- **Task goal**
Type out all the data below, word for word.

Data about app and page elements
------------------------------------------------------------
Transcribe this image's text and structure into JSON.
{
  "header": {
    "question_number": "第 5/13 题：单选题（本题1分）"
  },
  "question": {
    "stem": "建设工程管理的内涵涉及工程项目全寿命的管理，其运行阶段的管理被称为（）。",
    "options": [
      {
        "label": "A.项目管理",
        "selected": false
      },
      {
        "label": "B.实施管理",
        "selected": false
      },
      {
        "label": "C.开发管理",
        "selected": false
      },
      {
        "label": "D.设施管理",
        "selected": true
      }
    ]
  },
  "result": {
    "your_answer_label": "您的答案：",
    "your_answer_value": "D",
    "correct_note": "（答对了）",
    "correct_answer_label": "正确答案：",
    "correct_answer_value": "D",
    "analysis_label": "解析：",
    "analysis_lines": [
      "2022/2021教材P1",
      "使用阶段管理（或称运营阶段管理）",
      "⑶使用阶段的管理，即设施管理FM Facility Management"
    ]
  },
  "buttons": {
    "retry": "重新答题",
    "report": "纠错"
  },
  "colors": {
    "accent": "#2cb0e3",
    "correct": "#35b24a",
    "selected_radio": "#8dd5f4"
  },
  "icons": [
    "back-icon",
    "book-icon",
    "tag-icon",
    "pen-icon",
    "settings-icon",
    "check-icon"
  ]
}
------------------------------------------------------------
- **Solution below**
Transcribe this image's text and structure into JSON.
{
  "header": {
    "question_number": "第 5/13 题：单选题（本题1分）"
  },
  "question": {
    "stem": "建设工程管理的内涵涉及工程项目全寿命的管理，其运行阶段的管理被称为（）。",
    "options": [
      {
        "label": "A.项目管理",
        "selected": false
      },
      {
        "label": "B.实施管理",
        "selected": false
      },
      {
        "label": "C.开发管理",
        "selected": false
      },
      {
        "label": "D.设施管理",
        "selected": true
      }
    ]
  },
  "result": {
    "your_answer_label": "您的答案：",
    "your_answer_value": "D",
    "correct_note": "（答对了）",
    "correct_answer_label": "正确答案：",
    "correct_answer_value": "D",
    "analysis_label": "解析：",
    "analysis_lines": [
      "2022/2021教材P1",
      "使用阶段管理（或称运营阶段管理）",
      "⑶使用阶段的管理，即设施管理FM Facility Management"
    ]
  },
  "buttons": {
    "retry": "重新答题",
    "report": "纠错"
  },
  "colors": {
    "accent": "#2cb0e3",
    "correct": "#35b24a",
    "selected_radio": "#8dd5f4"
  },
  "icons": [
    "back-icon",
    "book-icon",
    "tag-icon",
    "pen-icon",
    "settings-icon",
    "check-icon"
  ]
}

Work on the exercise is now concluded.